Researchers at Brigham and Women’s Hospital (BWH) have found that a lifetime history of depression may be significantly associated with an early decline in ovarian function. Women in their late 30s and early 40s experiencing depressive symptoms and currently on medication to treat their mood disorders appear to be at the greatest risk of starting perimenopause at a younger age. These new findings are documented in an article published in the Jan. 13 issue of the Archives of General Psychiatry.
Among 976 study participants selected from the general population and followed for three years, a greater proportion of women with a history of depression reached perimenopause sooner than women with no depression history.
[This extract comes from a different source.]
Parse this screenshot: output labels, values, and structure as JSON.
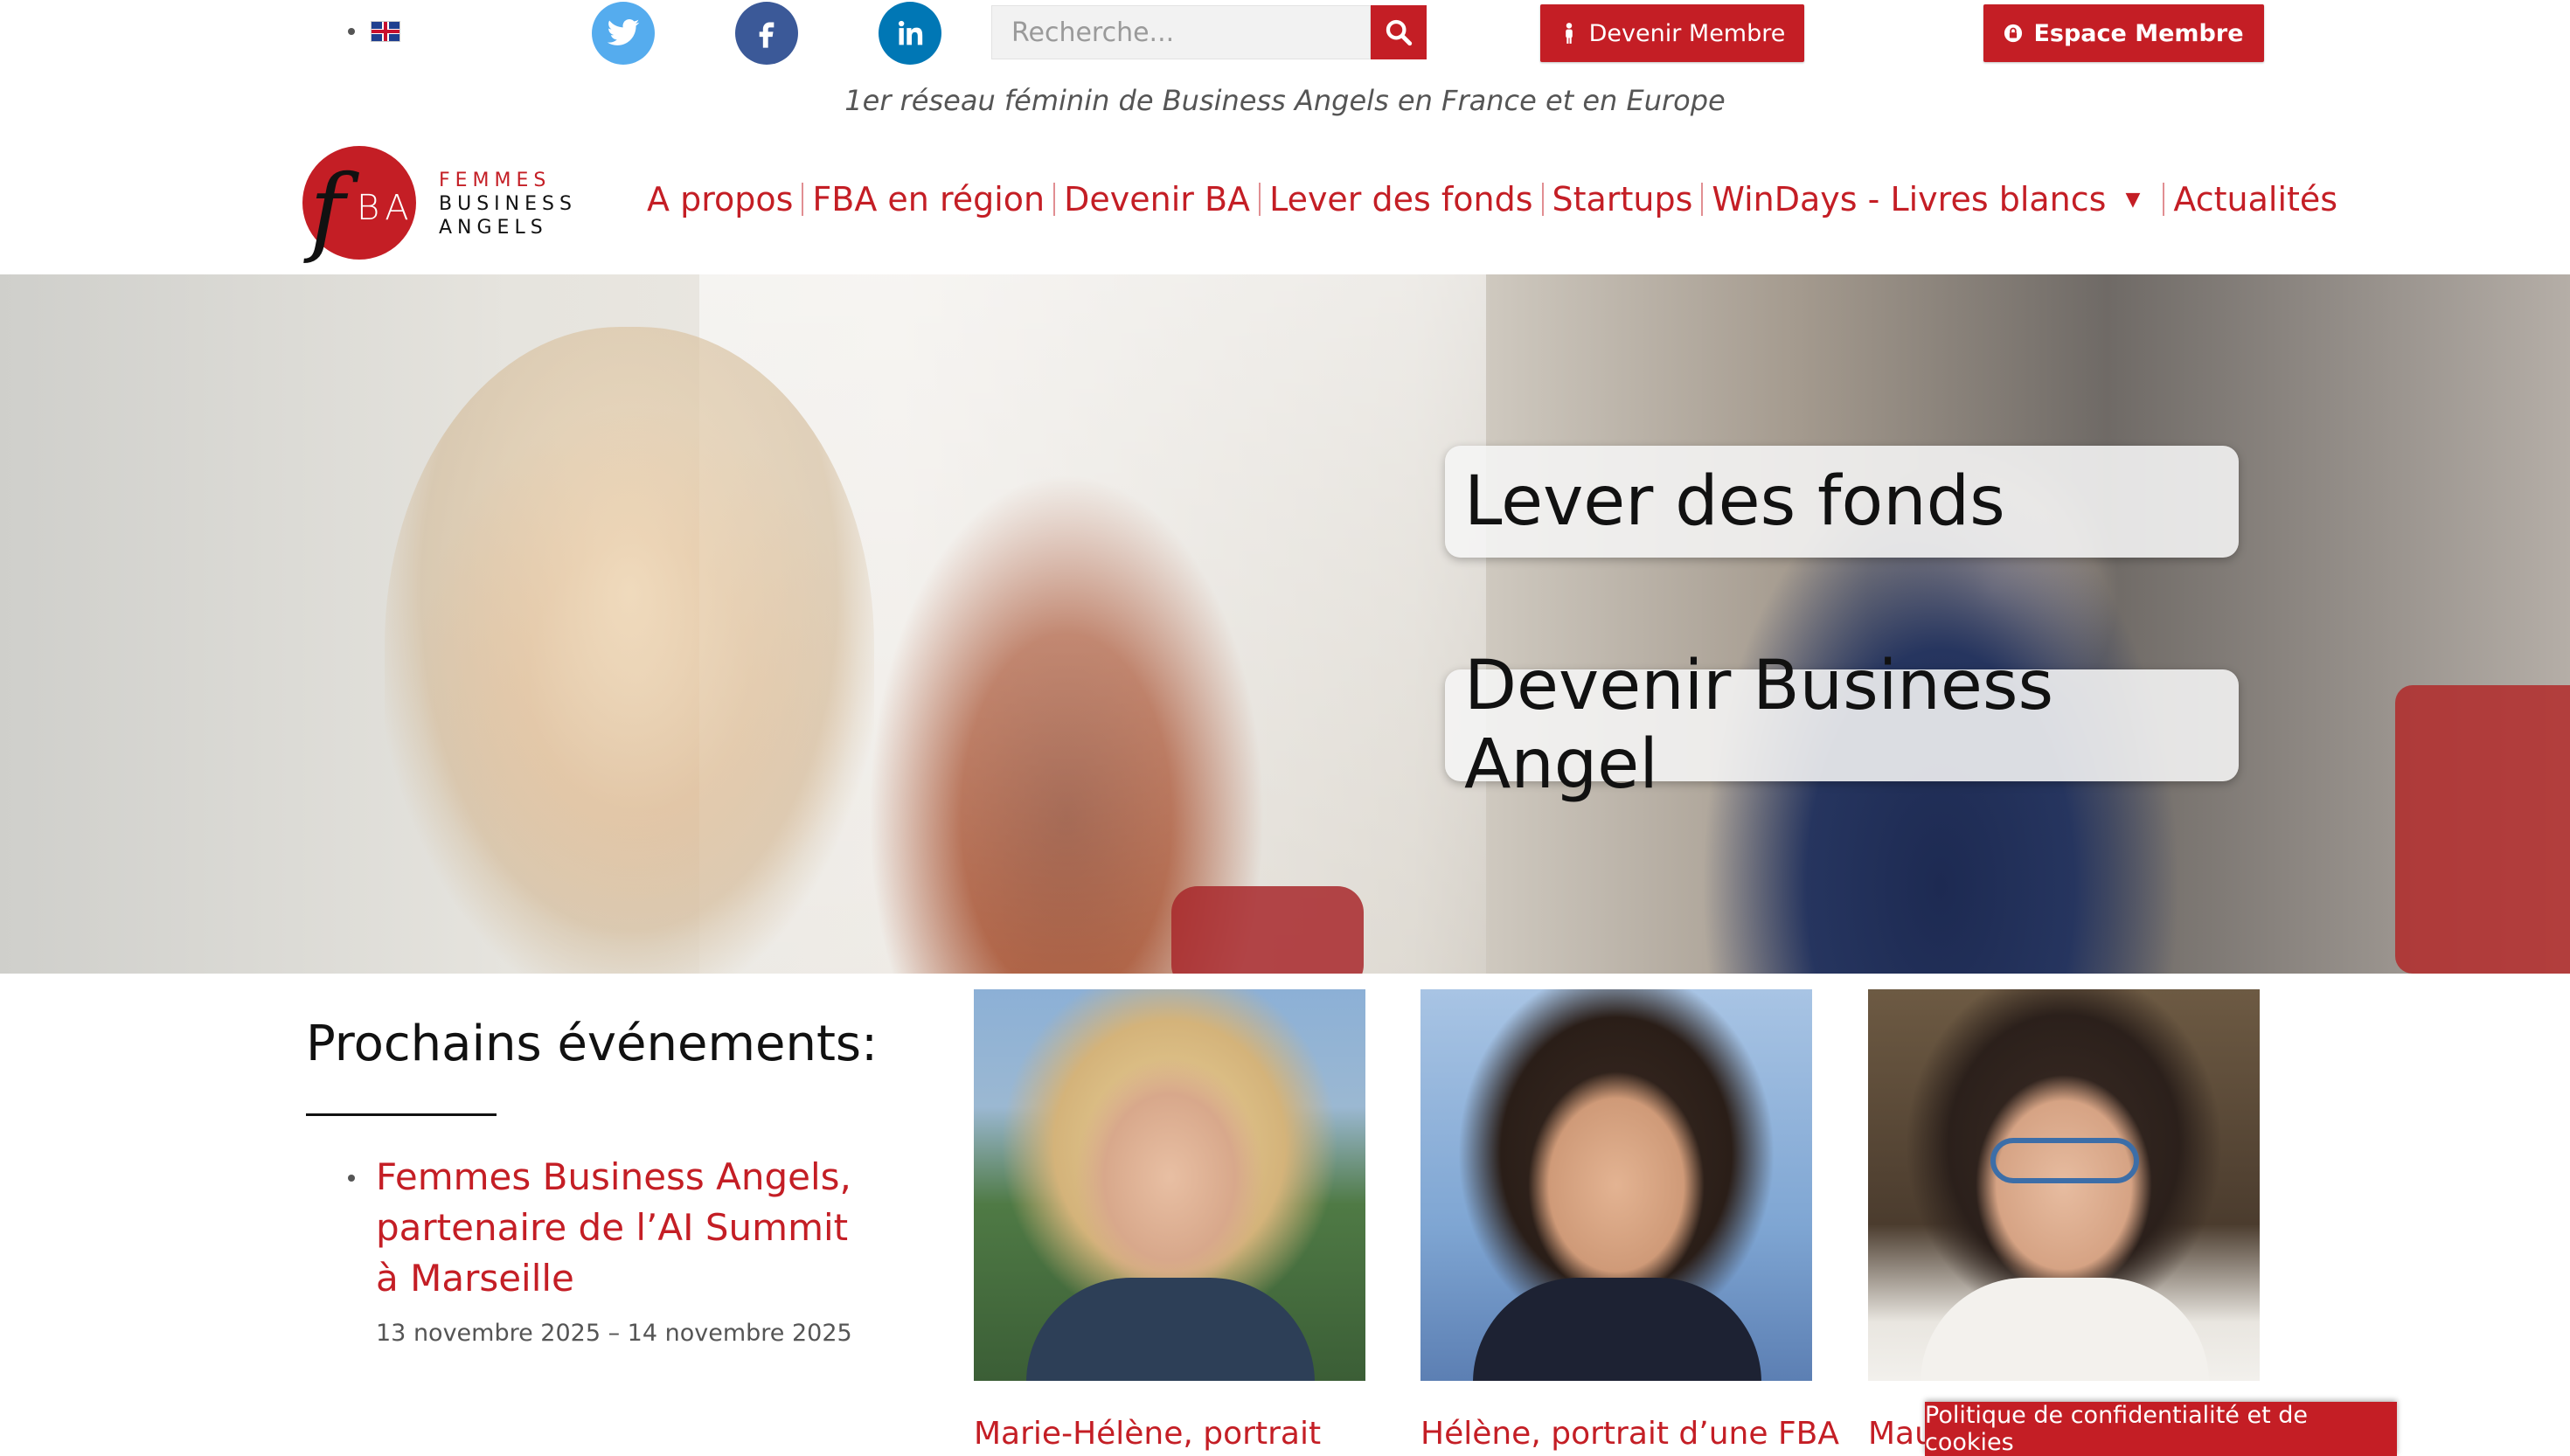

The research team, which included colleagues at the Massachusetts General Hospital (MGH), concluded that a woman’s chances of transitioning to perimenopause at an earlier age appeared to be contingent on the severity of her depression and her medication use.
The subgroup of women who were experiencing depressive symptoms at the time of study enrollment were twice as likely to go through perimenopause at a younger age compared with women with no lifetime history of depression, and those experiencing depressive symptoms at study enrollment who were also on antidepressants were nearly three times more likely to reach an earlier onset of perimenopause.
According to the World Health Organization, perimenopausal transition is defined as the time immediately preceding menopause when the ovaries gradually begin to produce less estrogen. During this time, which typically begins during the fourth decade of life, women begin to experience changes in their usual menstrual cycle characteristics and may also begin to experience early menopausal symptoms such as hot flashes and sweats.
Depression, twice as common in women as men, affects approximately 7 million women in the United States. Given the higher risk of depression among women and the fact that menopause is a time of marked mood swings, Harlow and his co-authors were particularly interested in examining how the two conditions may interplay. Their data revealed a relationship between earlier menopause and depression – one that may have important public health implications.
“We found that the association between depression and an earlier transition to perimenopause may result in prolonged exposure to low estrogen levels. This state is associated with greater bone density loss, sexual dysfunction, a decline in cognitive function, and increased risk of heart disease,” said Harlow, also of BWH.
“Our research may encourage more screening for depression symptoms and history by gynecologists,” Harlow said. “Similarly, psychiatrists may also focus more attention on menstrual cycle changes and perimenopausal symptoms while screening late-reproductive-aged patients with recurrent mood disorder.”